## Provided data
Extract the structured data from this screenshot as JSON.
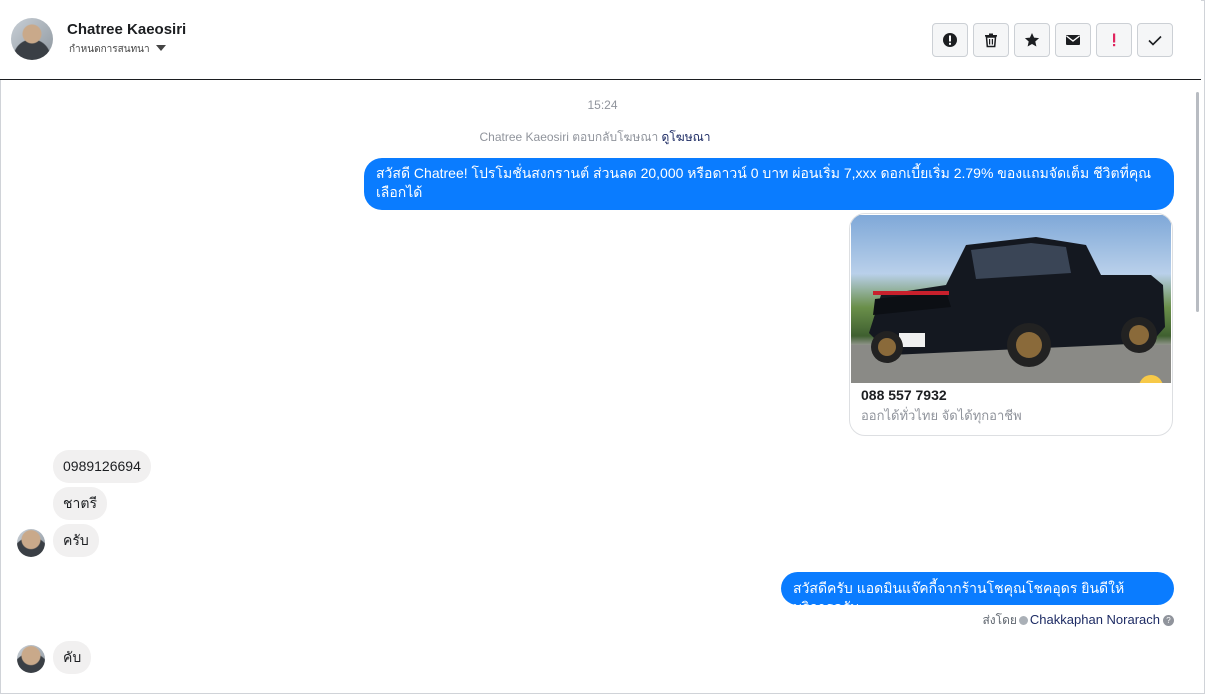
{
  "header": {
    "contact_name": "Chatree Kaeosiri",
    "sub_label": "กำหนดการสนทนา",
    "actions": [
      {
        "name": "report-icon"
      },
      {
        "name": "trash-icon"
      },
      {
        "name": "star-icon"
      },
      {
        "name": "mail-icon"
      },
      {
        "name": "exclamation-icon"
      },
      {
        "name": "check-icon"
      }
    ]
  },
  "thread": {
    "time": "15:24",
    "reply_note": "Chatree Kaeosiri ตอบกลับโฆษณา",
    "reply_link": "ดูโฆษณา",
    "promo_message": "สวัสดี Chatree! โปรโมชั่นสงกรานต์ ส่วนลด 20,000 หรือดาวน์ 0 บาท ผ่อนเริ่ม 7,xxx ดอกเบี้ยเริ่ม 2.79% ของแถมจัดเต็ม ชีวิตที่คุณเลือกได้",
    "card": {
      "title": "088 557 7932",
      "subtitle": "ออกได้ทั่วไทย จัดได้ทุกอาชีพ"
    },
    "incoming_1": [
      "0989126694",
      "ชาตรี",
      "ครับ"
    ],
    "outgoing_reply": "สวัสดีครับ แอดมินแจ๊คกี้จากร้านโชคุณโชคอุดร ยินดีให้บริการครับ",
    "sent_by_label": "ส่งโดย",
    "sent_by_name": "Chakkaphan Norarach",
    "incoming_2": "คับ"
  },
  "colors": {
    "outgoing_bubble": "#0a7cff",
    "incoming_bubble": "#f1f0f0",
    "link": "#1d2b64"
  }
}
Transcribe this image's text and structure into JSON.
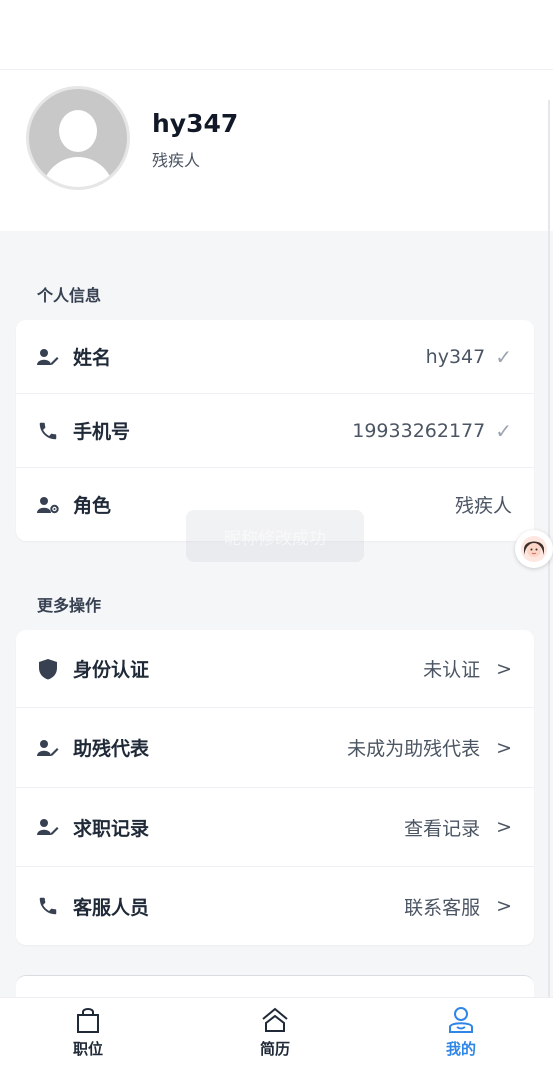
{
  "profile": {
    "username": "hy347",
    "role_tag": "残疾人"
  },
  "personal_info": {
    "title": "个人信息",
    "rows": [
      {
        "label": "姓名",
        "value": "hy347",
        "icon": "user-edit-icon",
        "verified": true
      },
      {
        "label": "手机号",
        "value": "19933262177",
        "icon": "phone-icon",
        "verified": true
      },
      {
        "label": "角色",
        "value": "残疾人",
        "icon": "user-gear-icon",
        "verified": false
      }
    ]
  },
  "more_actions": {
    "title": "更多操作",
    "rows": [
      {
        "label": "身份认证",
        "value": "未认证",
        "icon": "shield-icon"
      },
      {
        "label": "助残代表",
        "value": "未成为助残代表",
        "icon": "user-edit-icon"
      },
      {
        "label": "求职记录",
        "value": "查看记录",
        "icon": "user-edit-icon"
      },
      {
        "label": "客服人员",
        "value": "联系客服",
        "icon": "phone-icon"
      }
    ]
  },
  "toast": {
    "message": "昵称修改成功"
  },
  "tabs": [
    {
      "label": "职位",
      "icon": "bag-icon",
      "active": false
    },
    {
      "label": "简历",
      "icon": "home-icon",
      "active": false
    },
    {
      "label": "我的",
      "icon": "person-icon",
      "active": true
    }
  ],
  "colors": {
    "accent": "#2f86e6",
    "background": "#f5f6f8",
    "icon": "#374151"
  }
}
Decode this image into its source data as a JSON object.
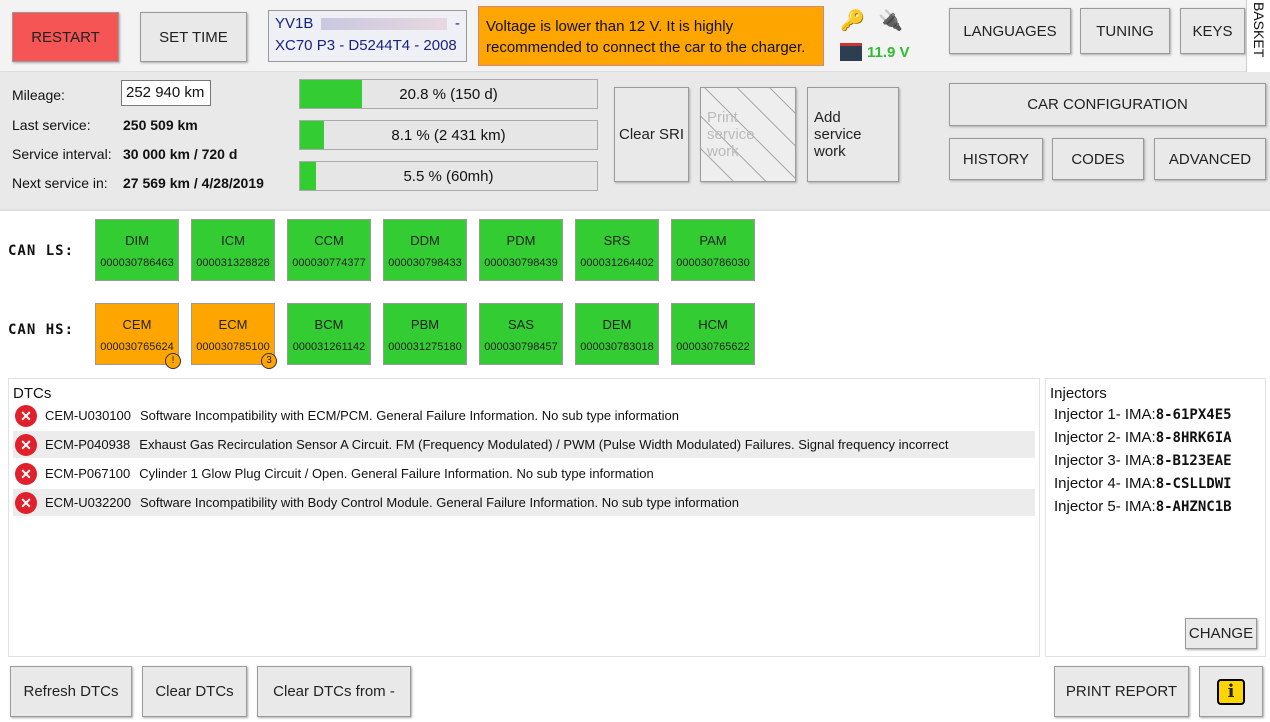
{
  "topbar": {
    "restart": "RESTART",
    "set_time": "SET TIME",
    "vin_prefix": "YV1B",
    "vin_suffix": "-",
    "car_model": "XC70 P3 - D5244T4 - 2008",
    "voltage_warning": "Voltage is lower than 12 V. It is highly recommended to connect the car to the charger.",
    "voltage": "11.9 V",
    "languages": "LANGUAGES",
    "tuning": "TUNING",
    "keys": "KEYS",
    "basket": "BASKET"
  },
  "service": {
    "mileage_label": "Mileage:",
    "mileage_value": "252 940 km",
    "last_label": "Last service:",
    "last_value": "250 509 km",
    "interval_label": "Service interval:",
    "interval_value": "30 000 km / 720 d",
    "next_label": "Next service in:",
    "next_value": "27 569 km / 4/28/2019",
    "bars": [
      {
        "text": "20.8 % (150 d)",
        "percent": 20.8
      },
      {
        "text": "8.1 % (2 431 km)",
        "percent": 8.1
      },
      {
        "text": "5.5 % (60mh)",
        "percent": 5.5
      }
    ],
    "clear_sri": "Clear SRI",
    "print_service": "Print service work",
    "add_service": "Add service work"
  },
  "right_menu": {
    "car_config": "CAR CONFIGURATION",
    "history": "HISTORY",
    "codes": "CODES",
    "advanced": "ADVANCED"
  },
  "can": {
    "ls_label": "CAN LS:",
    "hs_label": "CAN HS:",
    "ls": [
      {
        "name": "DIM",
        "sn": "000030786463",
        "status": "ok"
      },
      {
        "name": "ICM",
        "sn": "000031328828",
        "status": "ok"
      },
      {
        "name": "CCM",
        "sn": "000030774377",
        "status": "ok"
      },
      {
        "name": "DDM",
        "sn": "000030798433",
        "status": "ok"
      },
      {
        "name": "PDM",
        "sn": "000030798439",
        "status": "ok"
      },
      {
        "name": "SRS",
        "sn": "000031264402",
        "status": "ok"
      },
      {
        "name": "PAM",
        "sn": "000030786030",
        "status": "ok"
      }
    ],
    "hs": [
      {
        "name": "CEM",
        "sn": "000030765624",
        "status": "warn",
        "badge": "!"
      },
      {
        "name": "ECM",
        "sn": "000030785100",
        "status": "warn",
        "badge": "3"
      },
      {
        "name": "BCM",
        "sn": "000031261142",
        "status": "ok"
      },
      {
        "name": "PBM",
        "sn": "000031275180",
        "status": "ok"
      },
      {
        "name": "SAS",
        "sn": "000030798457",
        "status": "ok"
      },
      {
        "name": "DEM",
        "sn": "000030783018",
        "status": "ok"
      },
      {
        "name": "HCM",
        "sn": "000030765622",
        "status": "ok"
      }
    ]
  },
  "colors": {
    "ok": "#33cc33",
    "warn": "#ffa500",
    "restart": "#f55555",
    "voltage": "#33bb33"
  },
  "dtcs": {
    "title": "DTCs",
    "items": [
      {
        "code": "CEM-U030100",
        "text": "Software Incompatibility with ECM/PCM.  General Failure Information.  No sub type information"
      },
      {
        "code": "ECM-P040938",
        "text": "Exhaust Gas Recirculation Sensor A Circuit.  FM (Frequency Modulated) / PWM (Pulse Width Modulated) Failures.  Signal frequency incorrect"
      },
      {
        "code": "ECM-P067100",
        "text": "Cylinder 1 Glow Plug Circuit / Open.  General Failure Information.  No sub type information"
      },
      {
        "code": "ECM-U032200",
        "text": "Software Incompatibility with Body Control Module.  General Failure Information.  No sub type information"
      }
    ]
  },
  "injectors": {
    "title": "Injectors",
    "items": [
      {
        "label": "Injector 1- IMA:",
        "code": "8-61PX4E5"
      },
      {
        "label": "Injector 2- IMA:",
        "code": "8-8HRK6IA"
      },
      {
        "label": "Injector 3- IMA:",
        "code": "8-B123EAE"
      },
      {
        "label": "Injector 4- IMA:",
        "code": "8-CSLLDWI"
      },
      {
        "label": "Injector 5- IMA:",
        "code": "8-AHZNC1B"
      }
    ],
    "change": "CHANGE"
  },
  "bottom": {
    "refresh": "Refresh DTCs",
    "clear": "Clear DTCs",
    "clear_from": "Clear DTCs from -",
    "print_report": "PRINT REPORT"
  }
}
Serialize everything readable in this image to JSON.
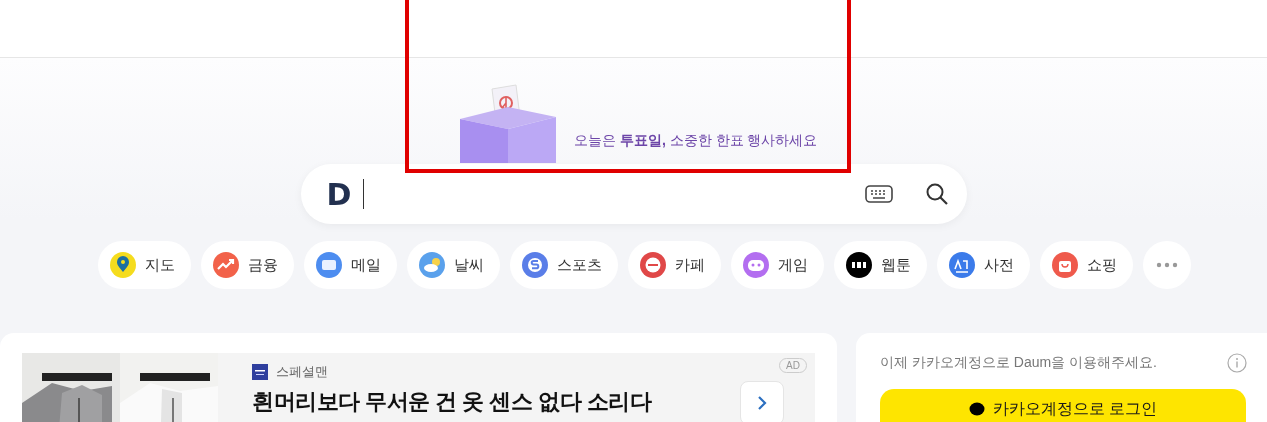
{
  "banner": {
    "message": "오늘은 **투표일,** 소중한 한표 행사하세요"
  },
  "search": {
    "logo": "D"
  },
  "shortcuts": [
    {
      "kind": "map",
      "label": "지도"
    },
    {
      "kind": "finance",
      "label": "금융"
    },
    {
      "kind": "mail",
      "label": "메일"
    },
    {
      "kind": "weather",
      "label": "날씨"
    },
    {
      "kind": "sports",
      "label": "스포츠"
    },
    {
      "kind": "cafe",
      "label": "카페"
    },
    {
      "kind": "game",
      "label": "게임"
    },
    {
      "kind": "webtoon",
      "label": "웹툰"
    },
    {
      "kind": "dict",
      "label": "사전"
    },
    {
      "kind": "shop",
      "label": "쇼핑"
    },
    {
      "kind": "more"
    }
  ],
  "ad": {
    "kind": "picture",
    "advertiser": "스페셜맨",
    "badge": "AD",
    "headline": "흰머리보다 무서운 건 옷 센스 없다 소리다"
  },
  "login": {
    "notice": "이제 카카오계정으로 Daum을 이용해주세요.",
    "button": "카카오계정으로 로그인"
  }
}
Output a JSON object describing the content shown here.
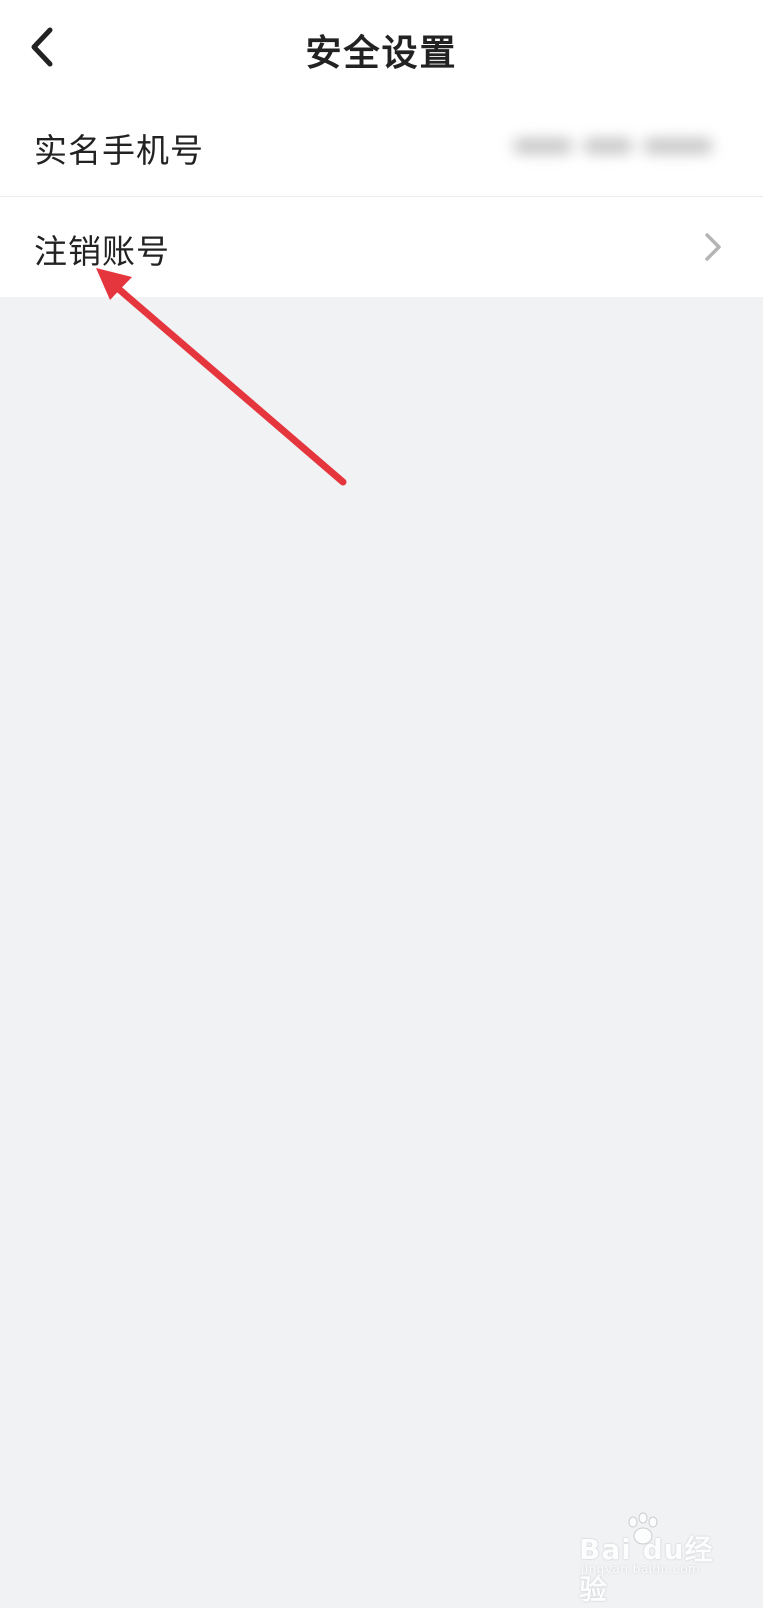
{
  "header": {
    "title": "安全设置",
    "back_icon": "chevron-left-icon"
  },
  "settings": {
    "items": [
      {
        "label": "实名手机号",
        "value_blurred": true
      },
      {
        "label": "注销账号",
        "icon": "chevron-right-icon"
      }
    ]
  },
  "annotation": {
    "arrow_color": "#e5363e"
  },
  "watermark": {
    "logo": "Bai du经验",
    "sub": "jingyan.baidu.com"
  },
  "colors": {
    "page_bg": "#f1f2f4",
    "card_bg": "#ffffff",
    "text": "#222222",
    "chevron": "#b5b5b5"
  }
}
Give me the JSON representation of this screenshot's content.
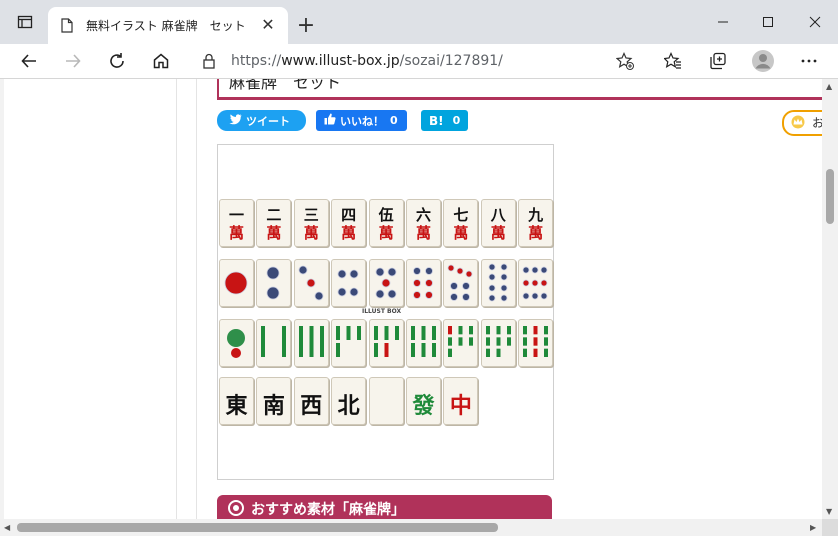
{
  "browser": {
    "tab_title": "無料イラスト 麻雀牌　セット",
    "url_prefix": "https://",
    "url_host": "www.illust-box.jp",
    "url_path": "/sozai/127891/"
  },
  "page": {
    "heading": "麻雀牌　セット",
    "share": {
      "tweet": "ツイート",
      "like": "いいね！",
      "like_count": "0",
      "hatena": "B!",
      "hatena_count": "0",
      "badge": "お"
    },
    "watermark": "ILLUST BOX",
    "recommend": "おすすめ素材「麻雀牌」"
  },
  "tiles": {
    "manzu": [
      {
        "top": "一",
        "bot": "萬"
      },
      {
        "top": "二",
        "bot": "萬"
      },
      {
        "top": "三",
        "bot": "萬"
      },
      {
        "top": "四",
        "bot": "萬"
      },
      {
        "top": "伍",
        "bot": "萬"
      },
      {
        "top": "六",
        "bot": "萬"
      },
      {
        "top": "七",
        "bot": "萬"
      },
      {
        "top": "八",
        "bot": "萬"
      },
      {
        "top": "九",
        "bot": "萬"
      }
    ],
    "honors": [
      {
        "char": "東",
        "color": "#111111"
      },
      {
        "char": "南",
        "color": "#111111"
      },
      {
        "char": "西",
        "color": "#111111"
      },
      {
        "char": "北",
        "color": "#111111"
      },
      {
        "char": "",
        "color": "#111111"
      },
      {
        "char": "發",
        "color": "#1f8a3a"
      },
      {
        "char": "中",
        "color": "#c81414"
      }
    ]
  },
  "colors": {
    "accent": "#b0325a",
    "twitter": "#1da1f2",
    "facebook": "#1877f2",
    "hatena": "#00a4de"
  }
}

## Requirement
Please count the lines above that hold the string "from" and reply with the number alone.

## Answer for this exercise
2